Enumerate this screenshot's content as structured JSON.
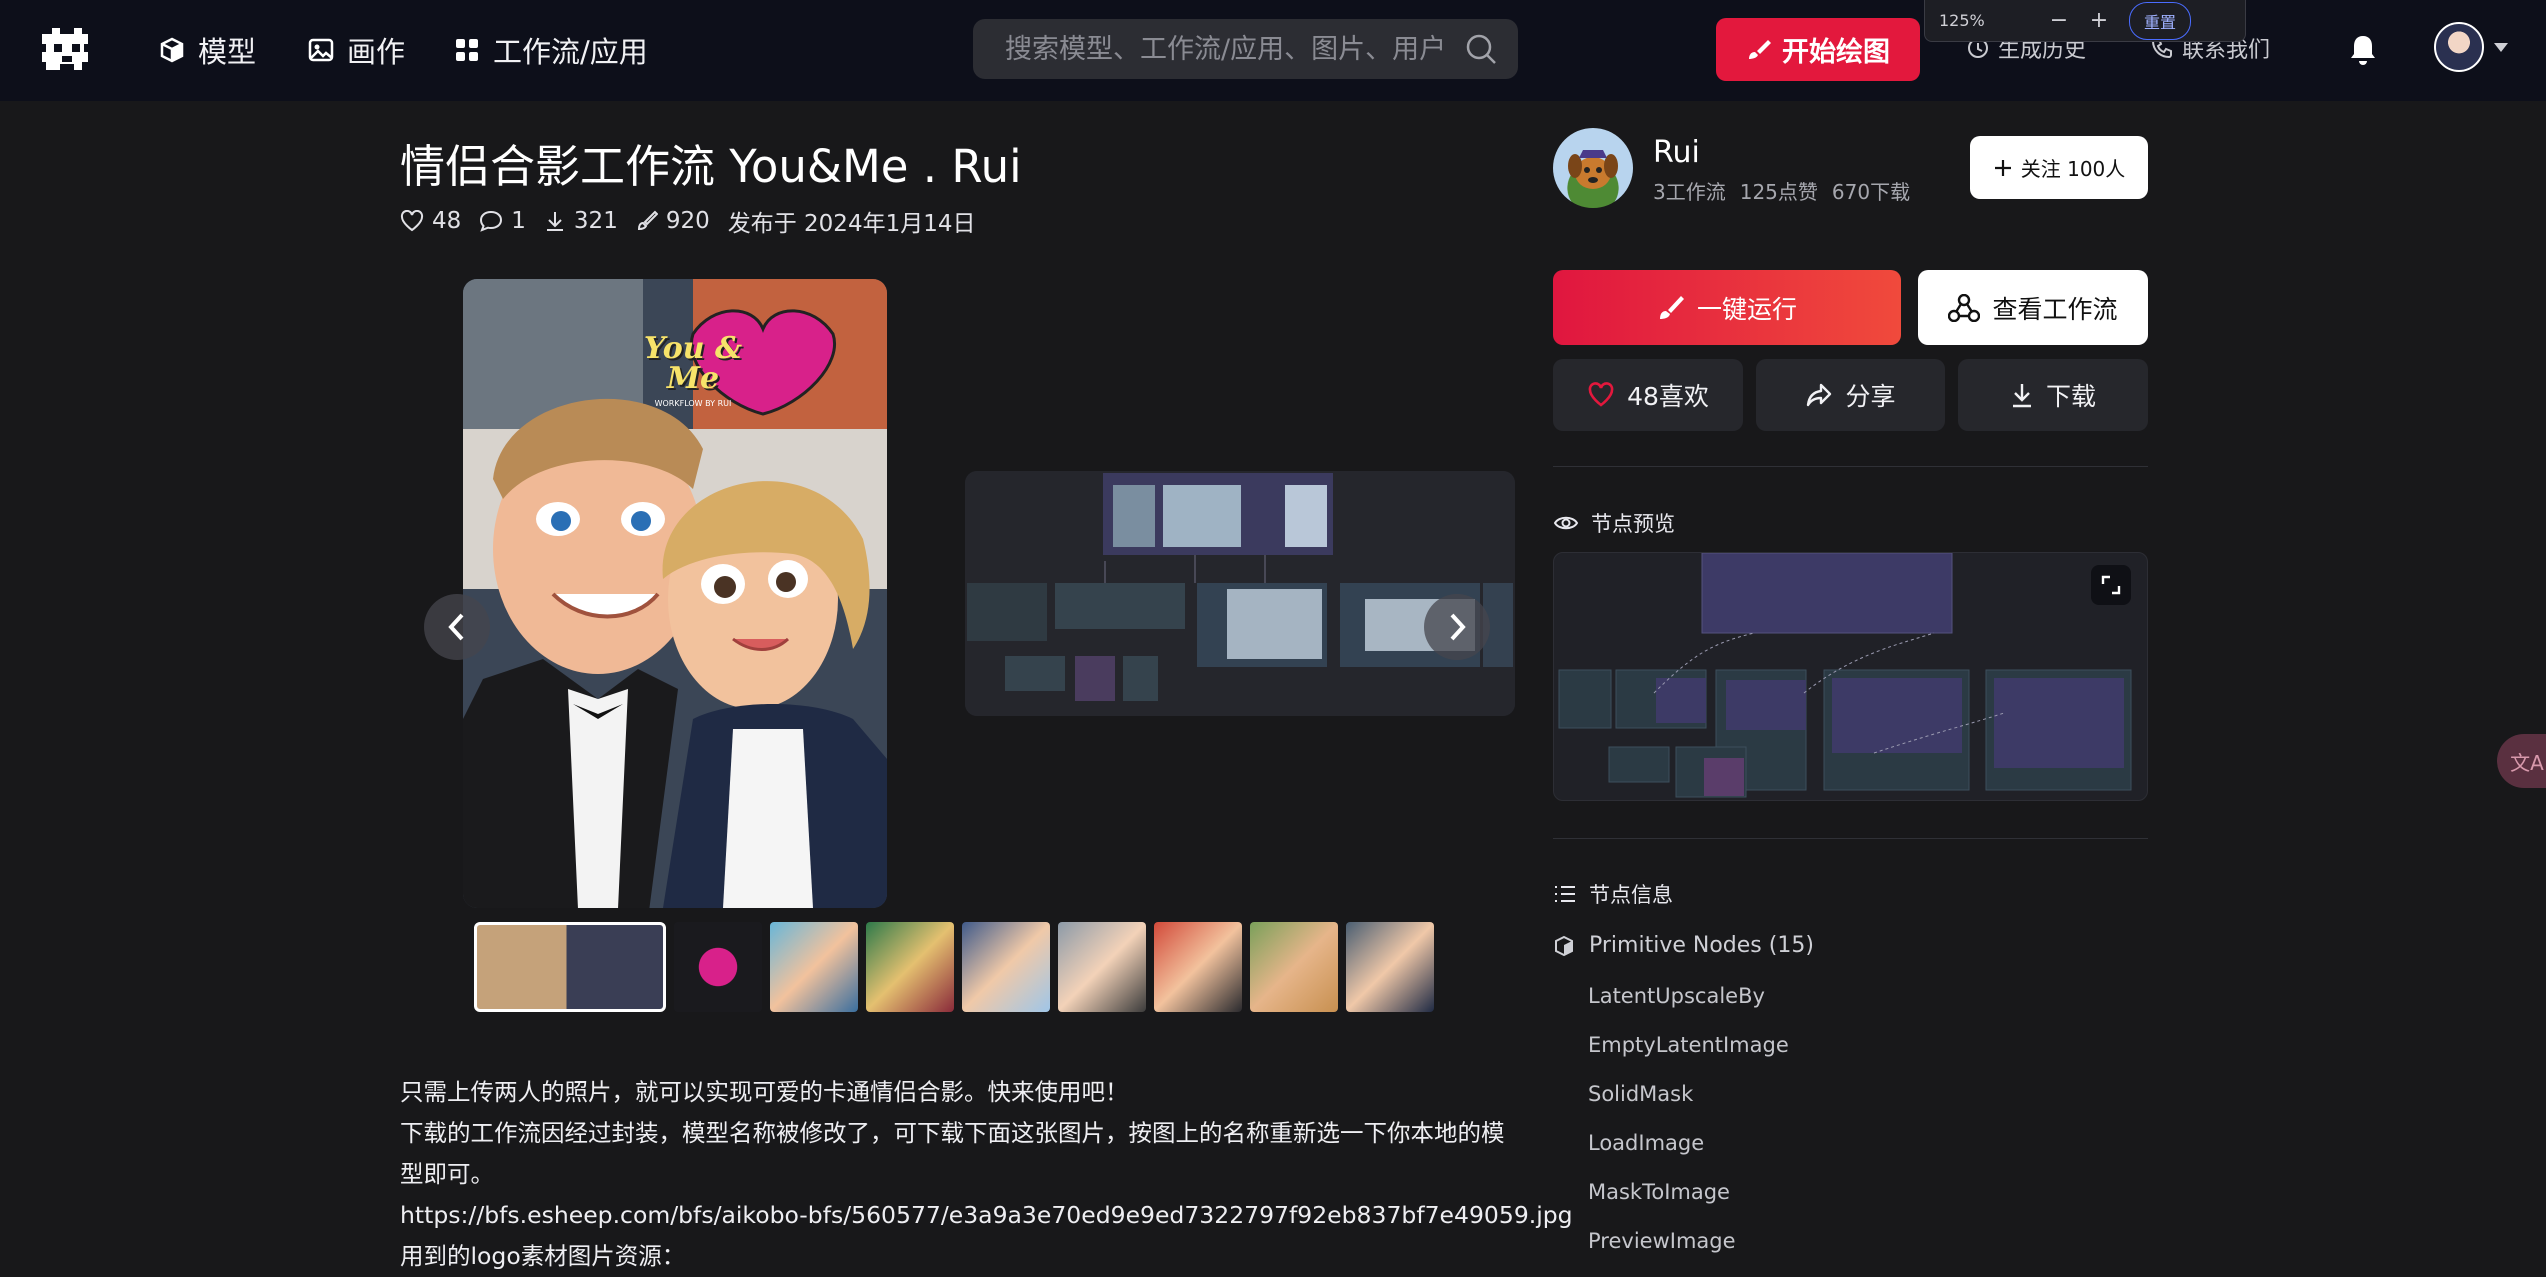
{
  "nav": {
    "items": [
      {
        "label": "模型",
        "icon": "cube-icon"
      },
      {
        "label": "画作",
        "icon": "image-icon"
      },
      {
        "label": "工作流/应用",
        "icon": "grid-icon"
      }
    ],
    "search_placeholder": "搜索模型、工作流/应用、图片、用户",
    "draw_button": "开始绘图",
    "history_link": "生成历史",
    "contact_link": "联系我们"
  },
  "zoom": {
    "level": "125%",
    "minus": "−",
    "plus": "+",
    "reset": "重置"
  },
  "workflow": {
    "title": "情侣合影工作流 You&Me . Rui",
    "likes": "48",
    "comments": "1",
    "downloads": "321",
    "runs": "920",
    "published": "发布于 2024年1月14日",
    "logo_text": "You & Me",
    "logo_sub": "WORKFLOW BY RUI"
  },
  "thumbnails": [
    {
      "name": "workflow-overview"
    },
    {
      "name": "you-me-logo"
    },
    {
      "name": "couple-1"
    },
    {
      "name": "couple-2"
    },
    {
      "name": "couple-3"
    },
    {
      "name": "couple-4"
    },
    {
      "name": "couple-5"
    },
    {
      "name": "couple-6"
    },
    {
      "name": "couple-7"
    }
  ],
  "description": {
    "line1": "只需上传两人的照片，就可以实现可爱的卡通情侣合影。快来使用吧！",
    "line2": "下载的工作流因经过封装，模型名称被修改了，可下载下面这张图片，按图上的名称重新选一下你本地的模型即可。",
    "line3": "https://bfs.esheep.com/bfs/aikobo-bfs/560577/e3a9a3e70ed9e9ed7322797f92eb837bf7e49059.jpg",
    "line4": "用到的logo素材图片资源："
  },
  "author": {
    "name": "Rui",
    "workflows": "3工作流",
    "likes": "125点赞",
    "downloads": "670下载",
    "follow_label": "关注 100人"
  },
  "actions": {
    "run": "一键运行",
    "view": "查看工作流",
    "like": "48喜欢",
    "share": "分享",
    "download": "下载"
  },
  "node_preview": {
    "title": "节点预览"
  },
  "node_info": {
    "title": "节点信息",
    "category": "Primitive Nodes (15)",
    "nodes": [
      "LatentUpscaleBy",
      "EmptyLatentImage",
      "SolidMask",
      "LoadImage",
      "MaskToImage",
      "PreviewImage"
    ]
  },
  "translate_fab": "文A",
  "colors": {
    "accent": "#e3183d",
    "background": "#18181a",
    "topbar": "#0d0f1a",
    "panel": "#26272c"
  }
}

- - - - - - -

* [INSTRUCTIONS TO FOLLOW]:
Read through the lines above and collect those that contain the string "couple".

* [WRITTEN RESPONSE]:
      "name": "couple-1"
      "name": "couple-2"
      "name": "couple-3"
      "name": "couple-4"
      "name": "couple-5"
      "name": "couple-6"
      "name": "couple-7"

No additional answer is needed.